■ **Data supplied**:

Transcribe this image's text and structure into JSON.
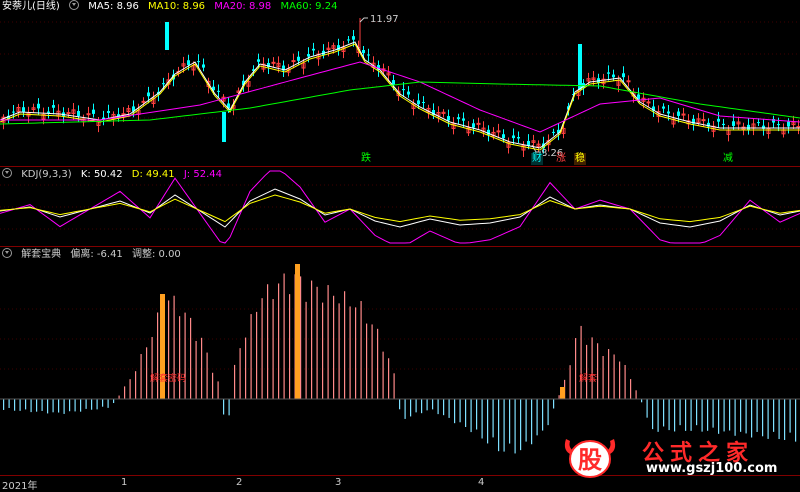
{
  "main_panel": {
    "title": "安萘儿(日线)",
    "indicators": [
      {
        "label": "MA5: 8.96",
        "color": "#ffffff"
      },
      {
        "label": "MA10: 8.96",
        "color": "#ffff00"
      },
      {
        "label": "MA20: 8.98",
        "color": "#ff00ff"
      },
      {
        "label": "MA60: 9.24",
        "color": "#00ff00"
      }
    ],
    "high_label": "11.97",
    "low_label": "8.26",
    "tags": [
      {
        "text": "跌",
        "color": "#00ff00"
      },
      {
        "text": "财",
        "color": "#00ffff"
      },
      {
        "text": "涨",
        "color": "#ff4040"
      },
      {
        "text": "稳",
        "color": "#ffff00"
      },
      {
        "text": "减",
        "color": "#00ff00"
      }
    ]
  },
  "kdj_panel": {
    "title": "KDJ(9,3,3)",
    "k_label": "K: 50.42",
    "d_label": "D: 49.41",
    "j_label": "J: 52.44",
    "k_color": "#ffffff",
    "d_color": "#ffff00",
    "j_color": "#ff00ff"
  },
  "osc_panel": {
    "title": "解套宝典",
    "dev_label": "偏离: -6.41",
    "adj_label": "调整: 0.00",
    "signal_labels": [
      "解套密码",
      "解套"
    ]
  },
  "x_axis": {
    "labels": [
      "2021年",
      "1",
      "2",
      "3",
      "4"
    ]
  },
  "logo": {
    "brand": "公式之家",
    "url": "www.gszj100.com",
    "glyph": "股"
  }
}
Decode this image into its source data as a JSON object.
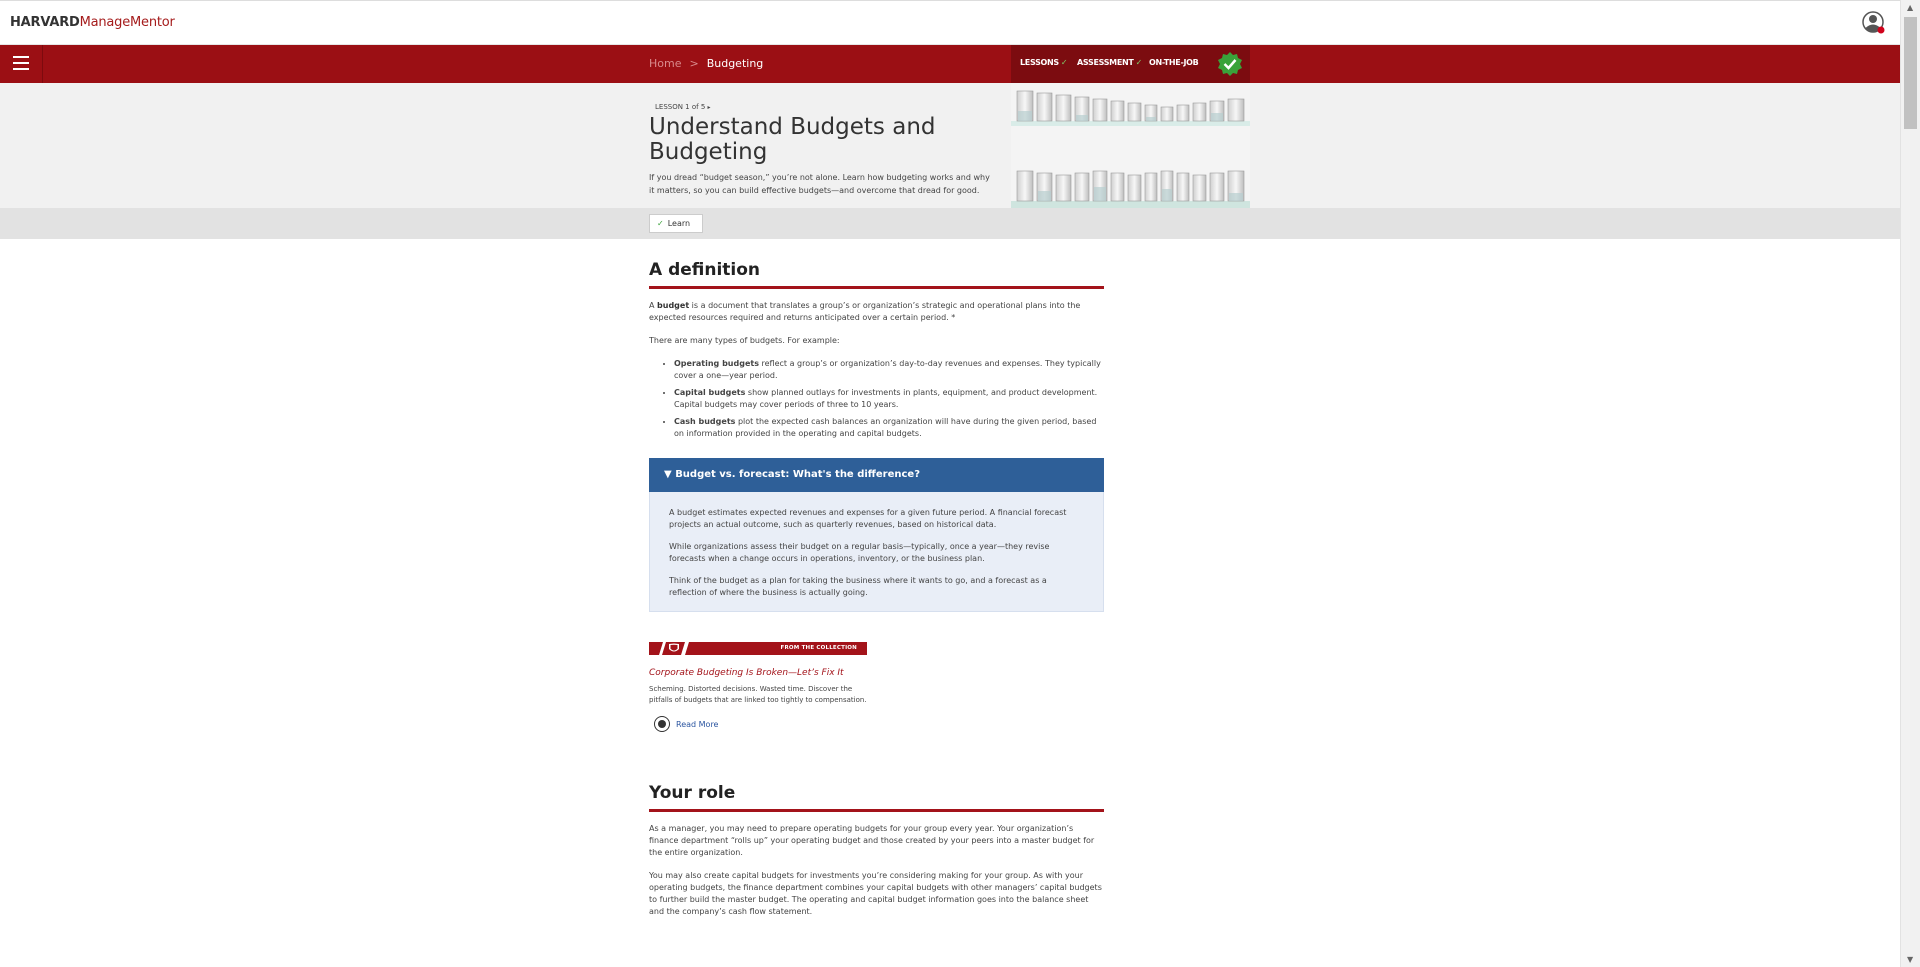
{
  "brand": {
    "harvard": "HARVARD",
    "product": "ManageMentor"
  },
  "nav": {
    "breadcrumb_home": "Home",
    "breadcrumb_sep": ">",
    "breadcrumb_current": "Budgeting",
    "tabs": [
      {
        "label": "LESSONS",
        "completed": true
      },
      {
        "label": "ASSESSMENT",
        "completed": true
      },
      {
        "label": "ON-THE-JOB",
        "completed": false
      }
    ],
    "check": "✓"
  },
  "hero": {
    "lesson_label": "LESSON 1 of 5",
    "title": "Understand Budgets and Budgeting",
    "description": "If you dread “budget season,” you’re not alone. Learn how budgeting works and why it matters, so you can build effective budgets—and overcome that dread for good."
  },
  "learn_tab": {
    "label": "Learn",
    "check": "✓"
  },
  "definition": {
    "heading": "A definition",
    "intro_term": "budget",
    "intro_before": "A ",
    "intro_after": " is a document that translates a group’s or organization’s strategic and operational plans into the expected resources required and returns anticipated over a certain period. *",
    "types_intro": "There are many types of budgets. For example:",
    "types": [
      {
        "term": "Operating budgets",
        "text": " reflect a group’s or organization’s day-to-day revenues and expenses. They typically cover a one—year period."
      },
      {
        "term": "Capital budgets",
        "text": " show planned outlays for investments in plants, equipment, and product development. Capital budgets may cover periods of three to 10 years."
      },
      {
        "term": "Cash budgets",
        "text": " plot the expected cash balances an organization will have during the given period, based on information provided in the operating and capital budgets."
      }
    ]
  },
  "accordion": {
    "title": "Budget vs. forecast: What's the difference?",
    "paragraphs": [
      "A budget estimates expected revenues and expenses for a given future period. A financial forecast projects an actual outcome, such as quarterly revenues, based on historical data.",
      "While organizations assess their budget on a regular basis—typically, once a year—they revise forecasts when a change occurs in operations, inventory, or the business plan.",
      "Think of the budget as a plan for taking the business where it wants to go, and a forecast as a reflection of where the business is actually going."
    ]
  },
  "collection": {
    "banner": "FROM THE COLLECTION",
    "title": "Corporate Budgeting Is Broken—Let’s Fix It",
    "description": "Scheming. Distorted decisions. Wasted time. Discover the pitfalls of budgets that are linked too tightly to compensation.",
    "read_more": "Read More"
  },
  "role": {
    "heading": "Your role",
    "paragraphs": [
      "As a manager, you may need to prepare operating budgets for your group every year. Your organization’s finance department “rolls up” your operating budget and those created by your peers into a master budget for the entire organization.",
      "You may also create capital budgets for investments you’re considering making for your group. As with your operating budgets, the finance department combines your capital budgets with other managers’ capital budgets to further build the master budget. The operating and capital budget information goes into the balance sheet and the company’s cash flow statement."
    ]
  },
  "colors": {
    "brand_red": "#9b0f14",
    "accordion_blue": "#2e5f98",
    "success_green": "#3aa23a"
  }
}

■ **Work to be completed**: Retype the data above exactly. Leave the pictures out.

■ **Result of this exercise**:
Transcribe this image's text and structure into JSON.
{
  "main_panel": {
    "title": "安萘儿(日线)",
    "indicators": [
      {
        "label": "MA5: 8.96",
        "color": "#ffffff"
      },
      {
        "label": "MA10: 8.96",
        "color": "#ffff00"
      },
      {
        "label": "MA20: 8.98",
        "color": "#ff00ff"
      },
      {
        "label": "MA60: 9.24",
        "color": "#00ff00"
      }
    ],
    "high_label": "11.97",
    "low_label": "8.26",
    "tags": [
      {
        "text": "跌",
        "color": "#00ff00"
      },
      {
        "text": "财",
        "color": "#00ffff"
      },
      {
        "text": "涨",
        "color": "#ff4040"
      },
      {
        "text": "稳",
        "color": "#ffff00"
      },
      {
        "text": "减",
        "color": "#00ff00"
      }
    ]
  },
  "kdj_panel": {
    "title": "KDJ(9,3,3)",
    "k_label": "K: 50.42",
    "d_label": "D: 49.41",
    "j_label": "J: 52.44",
    "k_color": "#ffffff",
    "d_color": "#ffff00",
    "j_color": "#ff00ff"
  },
  "osc_panel": {
    "title": "解套宝典",
    "dev_label": "偏离: -6.41",
    "adj_label": "调整: 0.00",
    "signal_labels": [
      "解套密码",
      "解套"
    ]
  },
  "x_axis": {
    "labels": [
      "2021年",
      "1",
      "2",
      "3",
      "4"
    ]
  },
  "logo": {
    "brand": "公式之家",
    "url": "www.gszj100.com",
    "glyph": "股"
  }
}
Decode this image into its source data as a JSON object.
{
  "brand": {
    "harvard": "HARVARD",
    "product": "ManageMentor"
  },
  "nav": {
    "breadcrumb_home": "Home",
    "breadcrumb_sep": ">",
    "breadcrumb_current": "Budgeting",
    "tabs": [
      {
        "label": "LESSONS",
        "completed": true
      },
      {
        "label": "ASSESSMENT",
        "completed": true
      },
      {
        "label": "ON-THE-JOB",
        "completed": false
      }
    ],
    "check": "✓"
  },
  "hero": {
    "lesson_label": "LESSON 1 of 5",
    "title": "Understand Budgets and Budgeting",
    "description": "If you dread “budget season,” you’re not alone. Learn how budgeting works and why it matters, so you can build effective budgets—and overcome that dread for good."
  },
  "learn_tab": {
    "label": "Learn",
    "check": "✓"
  },
  "definition": {
    "heading": "A definition",
    "intro_term": "budget",
    "intro_before": "A ",
    "intro_after": " is a document that translates a group’s or organization’s strategic and operational plans into the expected resources required and returns anticipated over a certain period. *",
    "types_intro": "There are many types of budgets. For example:",
    "types": [
      {
        "term": "Operating budgets",
        "text": " reflect a group’s or organization’s day-to-day revenues and expenses. They typically cover a one—year period."
      },
      {
        "term": "Capital budgets",
        "text": " show planned outlays for investments in plants, equipment, and product development. Capital budgets may cover periods of three to 10 years."
      },
      {
        "term": "Cash budgets",
        "text": " plot the expected cash balances an organization will have during the given period, based on information provided in the operating and capital budgets."
      }
    ]
  },
  "accordion": {
    "title": "Budget vs. forecast: What's the difference?",
    "paragraphs": [
      "A budget estimates expected revenues and expenses for a given future period. A financial forecast projects an actual outcome, such as quarterly revenues, based on historical data.",
      "While organizations assess their budget on a regular basis—typically, once a year—they revise forecasts when a change occurs in operations, inventory, or the business plan.",
      "Think of the budget as a plan for taking the business where it wants to go, and a forecast as a reflection of where the business is actually going."
    ]
  },
  "collection": {
    "banner": "FROM THE COLLECTION",
    "title": "Corporate Budgeting Is Broken—Let’s Fix It",
    "description": "Scheming. Distorted decisions. Wasted time. Discover the pitfalls of budgets that are linked too tightly to compensation.",
    "read_more": "Read More"
  },
  "role": {
    "heading": "Your role",
    "paragraphs": [
      "As a manager, you may need to prepare operating budgets for your group every year. Your organization’s finance department “rolls up” your operating budget and those created by your peers into a master budget for the entire organization.",
      "You may also create capital budgets for investments you’re considering making for your group. As with your operating budgets, the finance department combines your capital budgets with other managers’ capital budgets to further build the master budget. The operating and capital budget information goes into the balance sheet and the company’s cash flow statement."
    ]
  },
  "colors": {
    "brand_red": "#9b0f14",
    "accordion_blue": "#2e5f98",
    "success_green": "#3aa23a"
  }
}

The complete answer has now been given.